The Bombay Stock Exchange sits in the commercial heart of this throbbing city, and crowds of people throng the streets around it.
You don’t see the harried, earnest look of the bankers scurrying along Wall Street, or the besuited London financial around the City.
Far from it. Outside the BSE there is an altogether different dynamic. (And so you know, though the city is now named Mumbai, the exchange is officially the BSE, with a B for Bombay.)
Today’s BSE is a fully electronic exchange, having got rid of the trading floor in 1995. Still that doesn’t stop the independent traders from hanging around Dalal Street, outside the exchange’s tower.
On Friday afternoon, I stood outside with them, the end of a miserable trading week — one of the worst in years.
The Indian stock market, like many others, is now officially in a bear market, down 23% from its high just over a year ago.
The traders can’t figure it out.
The Indians had always claimed to have the more vibrant economy, more energetic, and more transparent. And now it’s number 1, along with lower inflation, lower unemployment, and higher government investment.
With such a rosy picture, what has gone wrong with the stock market?
The traders stand around, tell me about the unfairness of the situation, and how the Indian market doesn’t deserve to tank like the others.

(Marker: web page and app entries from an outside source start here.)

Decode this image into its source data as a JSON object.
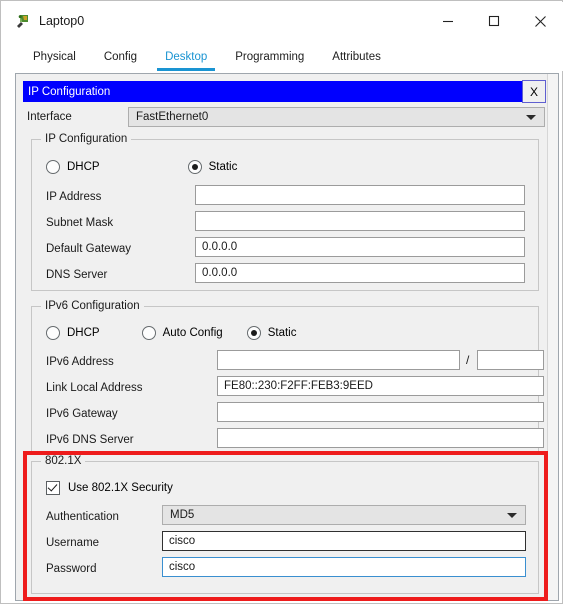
{
  "window": {
    "title": "Laptop0",
    "icon": "packet-tracer-laptop-icon",
    "minimize_label": "─",
    "maximize_label": "□",
    "close_label": "✕"
  },
  "tabs": [
    {
      "label": "Physical",
      "active": false
    },
    {
      "label": "Config",
      "active": false
    },
    {
      "label": "Desktop",
      "active": true
    },
    {
      "label": "Programming",
      "active": false
    },
    {
      "label": "Attributes",
      "active": false
    }
  ],
  "dialog": {
    "title": "IP Configuration",
    "close_label": "X",
    "title_bg": "#0000FF",
    "title_fg": "#FFFFFF"
  },
  "interface": {
    "label": "Interface",
    "value": "FastEthernet0"
  },
  "ipv4": {
    "group_title": "IP Configuration",
    "modes": [
      {
        "label": "DHCP",
        "selected": false
      },
      {
        "label": "Static",
        "selected": true
      }
    ],
    "fields": [
      {
        "label": "IP Address",
        "value": "",
        "focused": false
      },
      {
        "label": "Subnet Mask",
        "value": "",
        "focused": false
      },
      {
        "label": "Default Gateway",
        "value": "0.0.0.0",
        "focused": false
      },
      {
        "label": "DNS Server",
        "value": "0.0.0.0",
        "focused": false
      }
    ]
  },
  "ipv6": {
    "group_title": "IPv6 Configuration",
    "modes": [
      {
        "label": "DHCP",
        "selected": false
      },
      {
        "label": "Auto Config",
        "selected": false
      },
      {
        "label": "Static",
        "selected": true
      }
    ],
    "address_label": "IPv6 Address",
    "address_value": "",
    "prefix_separator": "/",
    "prefix_value": "",
    "fields": [
      {
        "label": "Link Local Address",
        "value": "FE80::230:F2FF:FEB3:9EED"
      },
      {
        "label": "IPv6 Gateway",
        "value": ""
      },
      {
        "label": "IPv6 DNS Server",
        "value": ""
      }
    ]
  },
  "dot1x": {
    "group_title": "802.1X",
    "use_security": {
      "label": "Use 802.1X Security",
      "checked": true
    },
    "authentication": {
      "label": "Authentication",
      "value": "MD5"
    },
    "username": {
      "label": "Username",
      "value": "cisco",
      "focused": false
    },
    "password": {
      "label": "Password",
      "value": "cisco",
      "focused": true
    },
    "highlight_color": "#EE1C1C"
  }
}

Companies are making money, the economy is robust. The market is not reflecting fundamentals, I am told, again and again.
But then there is a sigh, a shake of the head and reality sinks in. The truth is that India cannot buck the global slowdown and market turbulence.
There is also the political dimension. The traders I met all believed the current stalemate on key policies like the new Goods and Services Tax is extremely harmful. When I asked if they still supported Prime Minister Modi, even those who said they didn’t vote for him agreed he should be allowed to get on with the job. The potential for political paralysis is real and they felt it was making a bad situation worse in the market.
In most financial cities, this is usually the end of the conversation and everyone trudges off more miserable than when they began.
But not at the Bombay Stock Exchange. Oh no. Now the natural Indian ebullience for a trade and a deal kicks back in.
Within minutes I am being exhorted that this is a buying opportunity. The shares in top Indian companies are deeply discounted. India is the fastest growing economy with one of the youngest populations in the world, I am reminded. The traders are agreed: Don’t be a fool and miss out!